Posted May. 17, 2010 06:38,
Two North Korean patrol boats entered South Korean waters Saturday night but retreated after the South Korean Navy fired warning shots.
The incidents were the first violations of the Northern Limit Line, the de facto inter-Korean sea border, since the sinking of a South Korean naval vessel Cheonan March 26.
The Joint Chiefs of Staff in Seoul said Sunday that a North Korean patrol boat crossed the border around 10:13 p.m. Saturday, going 2.5 kilometers into South Korean waters. The ship returned to the North 30 minutes after receiving a warning from the South Korean Navy.
The North Korean boat initially reacted by issuing its own warning, the first act of its kind by the North, claiming that a South Korean naval vessel was violating North Korean territorial waters.
The second North Korean patrol boat sailed 2.3 kilometers into South Korean waters about 47 minutes later at 11:30 p.m. It continued to go south despite the South Korean Navys warning, only to retreat nine minutes later after the South fired two warning shots, the Joint Chiefs of Staff said.
Military and civilian experts in the South say Pyongyang was testing Seouls response posture, which was changed since the Cheonan sinking. The Cheonan is believed to have been sunk by a North Korean torpedo. For two North Korean patrol boats to violate the sea border in the same zone in less than an hour is considered unusual.

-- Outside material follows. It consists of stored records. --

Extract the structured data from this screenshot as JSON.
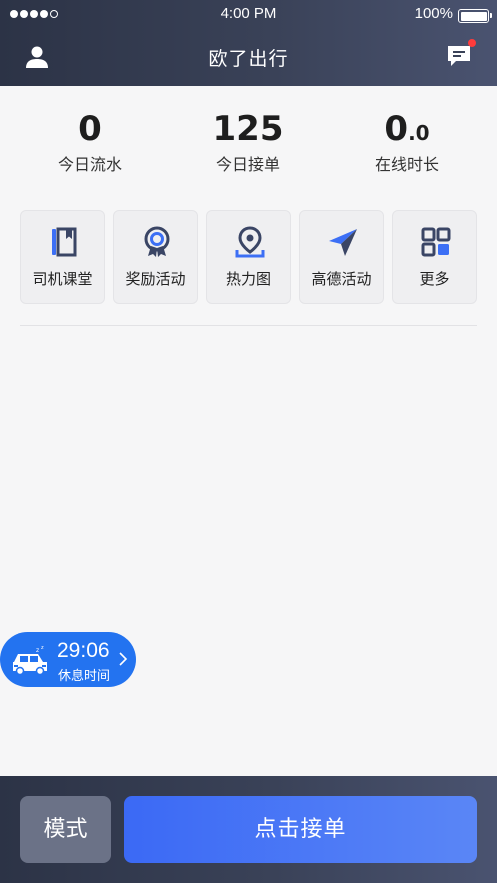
{
  "status_bar": {
    "time": "4:00 PM",
    "battery_percent": "100%",
    "battery_level": 1.0,
    "signal_bars_filled": 4,
    "signal_bars_total": 5
  },
  "nav": {
    "title": "欧了出行",
    "left_icon": "user-icon",
    "right_icon": "message-icon",
    "has_unread_badge": true
  },
  "stats": [
    {
      "value_main": "0",
      "value_small": "",
      "label": "今日流水"
    },
    {
      "value_main": "125",
      "value_small": "",
      "label": "今日接单"
    },
    {
      "value_main": "0",
      "value_small": ".0",
      "label": "在线时长"
    }
  ],
  "tiles": [
    {
      "label": "司机课堂",
      "icon": "notebook-icon"
    },
    {
      "label": "奖励活动",
      "icon": "medal-icon"
    },
    {
      "label": "热力图",
      "icon": "location-pin-icon"
    },
    {
      "label": "高德活动",
      "icon": "paper-plane-icon"
    },
    {
      "label": "更多",
      "icon": "grid-icon"
    }
  ],
  "rest": {
    "time": "29:06",
    "label": "休息时间",
    "icon": "sleeping-car-icon"
  },
  "bottom": {
    "mode_label": "模式",
    "accept_label": "点击接单"
  },
  "colors": {
    "header_start": "#2c3346",
    "header_end": "#4a5370",
    "accent_blue": "#3b69f5",
    "rest_blue": "#2373f0",
    "icon_dark": "#3a4565",
    "icon_blue": "#3c6ff5",
    "badge_red": "#ff3b3b"
  }
}
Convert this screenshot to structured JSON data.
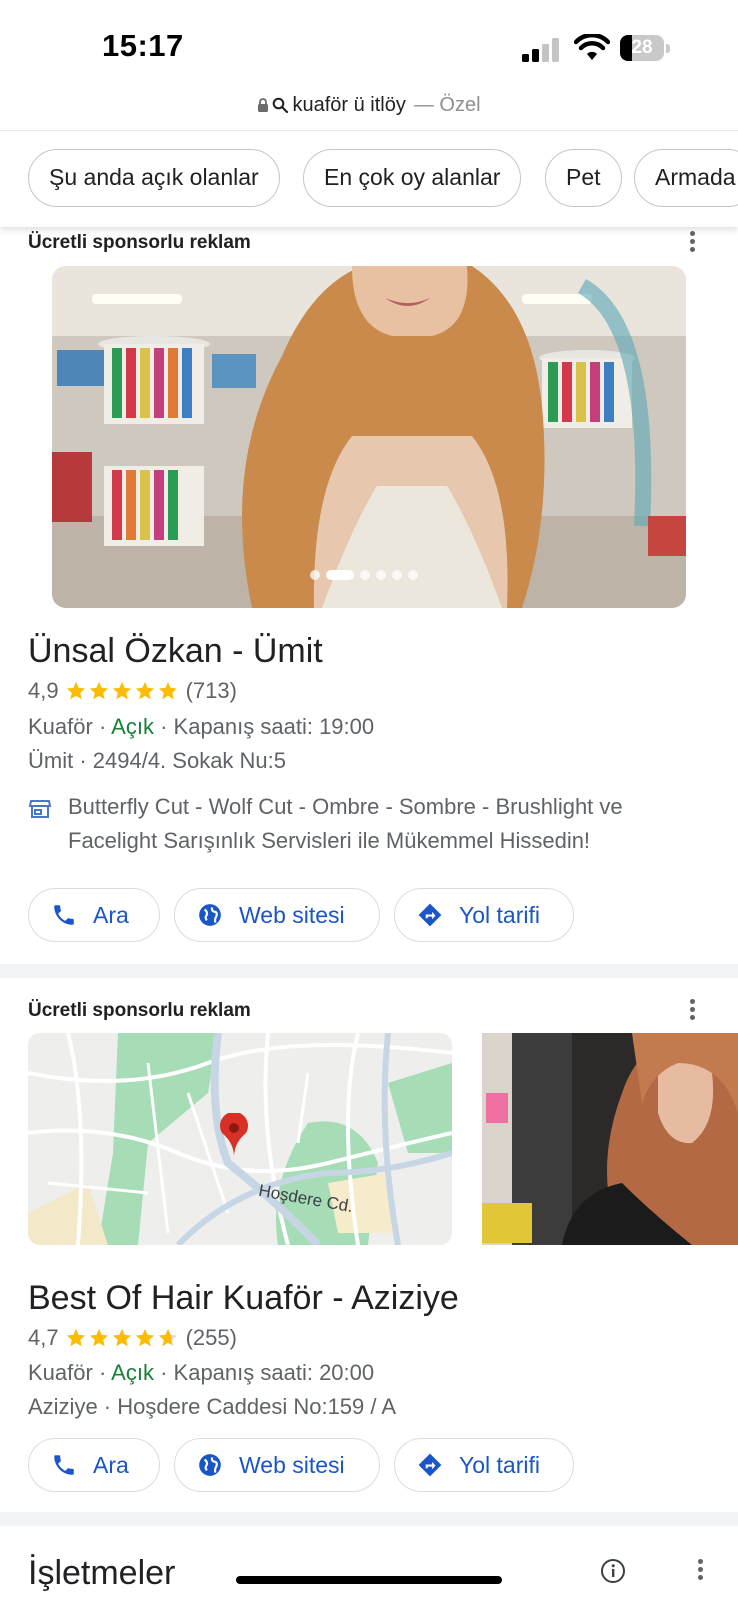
{
  "status_bar": {
    "time": "15:17",
    "battery": "28",
    "battery_level": 0.28
  },
  "url_bar": {
    "query": "kuaför ü itlöy",
    "suffix": "— Özel"
  },
  "chips": [
    "Şu anda açık olanlar",
    "En çok oy alanlar",
    "Pet",
    "Armada"
  ],
  "listings": [
    {
      "sponsored_label": "Ücretli sponsorlu reklam",
      "name": "Ünsal Özkan - Ümit",
      "rating": "4,9",
      "stars": 4.9,
      "reviews": "(713)",
      "category": "Kuaför",
      "open_status": "Açık",
      "closing": "Kapanış saati: 19:00",
      "address": "Ümit · 2494/4. Sokak Nu:5",
      "description": "Butterfly Cut - Wolf Cut - Ombre - Sombre - Brushlight ve Facelight Sarışınlık Servisleri ile Mükemmel Hissedin!",
      "actions": {
        "call": "Ara",
        "website": "Web sitesi",
        "directions": "Yol tarifi"
      }
    },
    {
      "sponsored_label": "Ücretli sponsorlu reklam",
      "name": "Best Of Hair Kuaför - Aziziye",
      "rating": "4,7",
      "stars": 4.7,
      "reviews": "(255)",
      "category": "Kuaför",
      "open_status": "Açık",
      "closing": "Kapanış saati: 20:00",
      "address": "Aziziye · Hoşdere Caddesi No:159 / A",
      "map_label": "Hoşdere Cd.",
      "actions": {
        "call": "Ara",
        "website": "Web sitesi",
        "directions": "Yol tarifi"
      }
    }
  ],
  "section": {
    "title": "İşletmeler"
  },
  "colors": {
    "link_blue": "#1a56c8",
    "open_green": "#188038",
    "star_yellow": "#fbbc04",
    "pin_red": "#d93025"
  }
}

The South Korean Navy put all of its troops on nearby Baengnyeong Island on alert and sent a helicopter to the area as the North Korean patrol boats violated the border Saturday. In addition, the South Korean Air Force also got ready for a sortie in the event of an emergency.